** ASSIGNMENT **
If a line in the entries below includes "category", show that line.

::::::::::

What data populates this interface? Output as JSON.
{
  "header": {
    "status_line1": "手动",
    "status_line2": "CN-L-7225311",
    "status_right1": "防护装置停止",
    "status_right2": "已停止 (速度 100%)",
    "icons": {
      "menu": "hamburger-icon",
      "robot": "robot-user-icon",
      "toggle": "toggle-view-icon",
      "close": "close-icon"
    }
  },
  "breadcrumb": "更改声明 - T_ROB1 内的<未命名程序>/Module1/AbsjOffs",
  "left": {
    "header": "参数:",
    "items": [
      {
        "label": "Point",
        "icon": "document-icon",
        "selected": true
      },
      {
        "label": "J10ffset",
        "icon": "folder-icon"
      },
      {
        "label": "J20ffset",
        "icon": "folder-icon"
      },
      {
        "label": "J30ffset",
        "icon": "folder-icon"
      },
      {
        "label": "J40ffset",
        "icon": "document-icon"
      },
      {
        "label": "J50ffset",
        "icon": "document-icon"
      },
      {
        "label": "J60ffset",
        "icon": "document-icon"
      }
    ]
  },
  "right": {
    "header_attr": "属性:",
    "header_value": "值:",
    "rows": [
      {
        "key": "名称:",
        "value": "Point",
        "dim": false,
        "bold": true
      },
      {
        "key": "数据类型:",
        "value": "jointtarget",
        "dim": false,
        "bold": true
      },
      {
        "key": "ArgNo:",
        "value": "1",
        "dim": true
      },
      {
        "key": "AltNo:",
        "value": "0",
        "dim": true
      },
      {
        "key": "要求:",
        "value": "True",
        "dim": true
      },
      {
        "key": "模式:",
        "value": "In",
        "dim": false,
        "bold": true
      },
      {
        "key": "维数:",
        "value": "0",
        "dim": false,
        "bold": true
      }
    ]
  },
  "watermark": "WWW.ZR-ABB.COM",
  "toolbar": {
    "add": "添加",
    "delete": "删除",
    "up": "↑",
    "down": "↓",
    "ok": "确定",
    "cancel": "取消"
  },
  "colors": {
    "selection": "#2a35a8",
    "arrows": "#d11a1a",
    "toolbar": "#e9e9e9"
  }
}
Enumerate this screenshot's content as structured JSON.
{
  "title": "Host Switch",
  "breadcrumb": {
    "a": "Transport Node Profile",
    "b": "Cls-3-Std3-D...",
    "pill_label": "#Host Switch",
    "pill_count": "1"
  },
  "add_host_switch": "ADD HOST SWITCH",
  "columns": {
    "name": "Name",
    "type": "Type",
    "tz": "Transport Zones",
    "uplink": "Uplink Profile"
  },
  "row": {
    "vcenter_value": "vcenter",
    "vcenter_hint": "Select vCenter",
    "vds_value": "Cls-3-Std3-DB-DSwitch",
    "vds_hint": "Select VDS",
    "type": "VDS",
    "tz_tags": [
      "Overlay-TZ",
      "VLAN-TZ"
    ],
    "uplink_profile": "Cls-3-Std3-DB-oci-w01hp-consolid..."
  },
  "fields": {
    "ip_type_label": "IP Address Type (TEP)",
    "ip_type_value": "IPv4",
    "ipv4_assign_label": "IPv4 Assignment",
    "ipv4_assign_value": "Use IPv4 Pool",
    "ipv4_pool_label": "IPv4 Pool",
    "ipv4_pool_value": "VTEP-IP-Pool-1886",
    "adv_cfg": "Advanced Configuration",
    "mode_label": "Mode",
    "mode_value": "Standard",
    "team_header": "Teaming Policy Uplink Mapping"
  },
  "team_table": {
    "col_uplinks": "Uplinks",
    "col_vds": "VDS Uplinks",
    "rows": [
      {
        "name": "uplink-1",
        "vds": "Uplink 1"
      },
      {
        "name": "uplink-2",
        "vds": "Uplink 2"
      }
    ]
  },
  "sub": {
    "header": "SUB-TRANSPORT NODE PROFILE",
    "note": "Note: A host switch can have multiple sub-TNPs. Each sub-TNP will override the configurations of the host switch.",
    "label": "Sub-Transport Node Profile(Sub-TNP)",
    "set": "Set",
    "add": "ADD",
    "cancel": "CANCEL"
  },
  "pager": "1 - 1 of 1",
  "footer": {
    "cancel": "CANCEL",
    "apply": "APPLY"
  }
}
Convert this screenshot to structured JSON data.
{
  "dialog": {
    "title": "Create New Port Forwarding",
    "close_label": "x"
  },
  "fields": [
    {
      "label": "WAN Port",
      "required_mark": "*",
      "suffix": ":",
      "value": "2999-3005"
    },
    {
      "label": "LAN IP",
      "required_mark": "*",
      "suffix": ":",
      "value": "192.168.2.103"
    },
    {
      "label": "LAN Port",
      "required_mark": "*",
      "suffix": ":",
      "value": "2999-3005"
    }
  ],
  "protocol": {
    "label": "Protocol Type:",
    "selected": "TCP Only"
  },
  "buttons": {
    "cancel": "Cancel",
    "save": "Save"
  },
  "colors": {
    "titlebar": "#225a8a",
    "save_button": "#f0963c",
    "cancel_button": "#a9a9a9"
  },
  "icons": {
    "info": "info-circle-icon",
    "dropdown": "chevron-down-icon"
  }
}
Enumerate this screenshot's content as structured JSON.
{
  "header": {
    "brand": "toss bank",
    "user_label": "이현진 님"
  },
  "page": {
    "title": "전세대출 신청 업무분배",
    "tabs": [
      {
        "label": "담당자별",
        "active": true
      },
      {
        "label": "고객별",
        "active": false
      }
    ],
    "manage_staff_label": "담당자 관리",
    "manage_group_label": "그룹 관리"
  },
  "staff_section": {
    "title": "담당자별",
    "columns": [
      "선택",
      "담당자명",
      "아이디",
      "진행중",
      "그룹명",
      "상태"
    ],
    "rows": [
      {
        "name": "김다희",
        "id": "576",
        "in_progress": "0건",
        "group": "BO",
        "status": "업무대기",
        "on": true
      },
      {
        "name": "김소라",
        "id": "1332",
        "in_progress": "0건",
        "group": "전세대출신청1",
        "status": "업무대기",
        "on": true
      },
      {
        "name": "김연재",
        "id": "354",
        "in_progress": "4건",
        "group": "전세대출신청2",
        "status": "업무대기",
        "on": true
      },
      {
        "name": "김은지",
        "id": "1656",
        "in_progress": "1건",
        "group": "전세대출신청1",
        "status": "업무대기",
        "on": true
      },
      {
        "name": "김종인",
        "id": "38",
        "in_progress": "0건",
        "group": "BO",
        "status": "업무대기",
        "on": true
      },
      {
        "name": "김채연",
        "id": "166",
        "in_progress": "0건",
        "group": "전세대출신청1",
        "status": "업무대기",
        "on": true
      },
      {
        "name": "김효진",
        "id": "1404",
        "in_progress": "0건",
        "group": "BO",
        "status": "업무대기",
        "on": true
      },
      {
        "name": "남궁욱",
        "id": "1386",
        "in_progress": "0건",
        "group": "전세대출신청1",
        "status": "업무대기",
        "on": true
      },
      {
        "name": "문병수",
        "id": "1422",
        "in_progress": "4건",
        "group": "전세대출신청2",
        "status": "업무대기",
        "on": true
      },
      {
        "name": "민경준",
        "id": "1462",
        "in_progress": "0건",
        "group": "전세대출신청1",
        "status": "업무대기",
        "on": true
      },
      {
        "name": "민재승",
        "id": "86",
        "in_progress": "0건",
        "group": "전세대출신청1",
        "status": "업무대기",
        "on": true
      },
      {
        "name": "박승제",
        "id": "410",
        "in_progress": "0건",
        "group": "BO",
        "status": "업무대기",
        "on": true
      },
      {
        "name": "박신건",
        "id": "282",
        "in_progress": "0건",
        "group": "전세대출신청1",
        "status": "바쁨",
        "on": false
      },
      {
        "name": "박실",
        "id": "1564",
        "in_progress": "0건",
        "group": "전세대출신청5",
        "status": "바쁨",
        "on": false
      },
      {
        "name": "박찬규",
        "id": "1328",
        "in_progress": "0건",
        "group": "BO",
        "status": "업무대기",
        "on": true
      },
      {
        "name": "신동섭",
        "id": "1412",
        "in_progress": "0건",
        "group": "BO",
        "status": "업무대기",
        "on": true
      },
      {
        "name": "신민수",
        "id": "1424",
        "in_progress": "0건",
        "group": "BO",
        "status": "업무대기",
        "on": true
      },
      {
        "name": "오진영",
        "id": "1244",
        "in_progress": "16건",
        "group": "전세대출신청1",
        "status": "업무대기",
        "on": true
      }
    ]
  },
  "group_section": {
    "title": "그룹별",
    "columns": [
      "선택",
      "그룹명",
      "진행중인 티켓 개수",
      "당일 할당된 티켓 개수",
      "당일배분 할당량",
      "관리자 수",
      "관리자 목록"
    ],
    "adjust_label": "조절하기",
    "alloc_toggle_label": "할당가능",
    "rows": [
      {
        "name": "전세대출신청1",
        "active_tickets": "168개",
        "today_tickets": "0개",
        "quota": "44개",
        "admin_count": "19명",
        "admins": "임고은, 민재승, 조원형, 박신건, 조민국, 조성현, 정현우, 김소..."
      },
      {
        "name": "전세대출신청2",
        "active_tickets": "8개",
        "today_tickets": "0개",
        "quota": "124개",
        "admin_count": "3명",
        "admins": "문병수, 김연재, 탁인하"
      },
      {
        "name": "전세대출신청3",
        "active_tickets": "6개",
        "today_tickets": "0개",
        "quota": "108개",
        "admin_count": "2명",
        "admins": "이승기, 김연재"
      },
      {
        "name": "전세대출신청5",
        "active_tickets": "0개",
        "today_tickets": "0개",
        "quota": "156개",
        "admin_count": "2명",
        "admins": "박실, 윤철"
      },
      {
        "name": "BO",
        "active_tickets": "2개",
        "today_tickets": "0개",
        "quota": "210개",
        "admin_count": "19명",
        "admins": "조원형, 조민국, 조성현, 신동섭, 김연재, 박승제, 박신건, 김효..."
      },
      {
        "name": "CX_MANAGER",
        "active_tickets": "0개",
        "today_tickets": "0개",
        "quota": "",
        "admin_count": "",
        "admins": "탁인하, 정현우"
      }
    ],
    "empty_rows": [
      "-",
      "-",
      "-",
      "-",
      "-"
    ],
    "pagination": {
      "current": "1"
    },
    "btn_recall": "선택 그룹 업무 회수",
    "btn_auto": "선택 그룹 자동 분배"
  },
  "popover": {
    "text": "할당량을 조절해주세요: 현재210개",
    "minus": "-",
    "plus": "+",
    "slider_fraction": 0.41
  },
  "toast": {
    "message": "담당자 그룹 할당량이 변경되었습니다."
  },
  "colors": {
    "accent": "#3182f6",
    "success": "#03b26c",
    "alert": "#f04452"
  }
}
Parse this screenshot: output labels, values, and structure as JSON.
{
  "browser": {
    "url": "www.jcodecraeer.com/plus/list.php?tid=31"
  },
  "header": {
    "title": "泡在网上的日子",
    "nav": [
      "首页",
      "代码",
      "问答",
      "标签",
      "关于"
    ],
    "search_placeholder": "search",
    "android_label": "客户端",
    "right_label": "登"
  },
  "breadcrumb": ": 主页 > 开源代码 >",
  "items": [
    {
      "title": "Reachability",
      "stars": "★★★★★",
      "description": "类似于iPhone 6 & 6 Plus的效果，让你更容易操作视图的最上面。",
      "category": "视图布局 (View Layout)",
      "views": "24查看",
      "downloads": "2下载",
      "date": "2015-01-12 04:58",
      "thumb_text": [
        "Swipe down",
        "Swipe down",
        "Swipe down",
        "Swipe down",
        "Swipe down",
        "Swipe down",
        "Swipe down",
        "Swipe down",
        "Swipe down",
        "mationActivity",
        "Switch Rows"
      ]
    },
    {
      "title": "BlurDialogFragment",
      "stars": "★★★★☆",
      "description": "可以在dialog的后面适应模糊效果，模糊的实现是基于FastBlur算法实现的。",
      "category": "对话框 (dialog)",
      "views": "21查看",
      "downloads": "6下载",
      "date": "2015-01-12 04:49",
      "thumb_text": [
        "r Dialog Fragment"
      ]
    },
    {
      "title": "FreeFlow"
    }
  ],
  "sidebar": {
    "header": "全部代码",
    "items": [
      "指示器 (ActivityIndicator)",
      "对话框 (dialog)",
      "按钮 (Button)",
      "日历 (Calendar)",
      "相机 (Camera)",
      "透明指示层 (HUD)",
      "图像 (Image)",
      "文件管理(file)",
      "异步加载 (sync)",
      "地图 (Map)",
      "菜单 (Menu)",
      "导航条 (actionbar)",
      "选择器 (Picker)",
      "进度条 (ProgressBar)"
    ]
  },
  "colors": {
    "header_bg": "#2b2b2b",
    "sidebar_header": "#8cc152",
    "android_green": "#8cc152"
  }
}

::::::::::

** SOLUTION TO THIS TASK **
      "category": "视图布局 (View Layout)",
      "category": "对话框 (dialog)",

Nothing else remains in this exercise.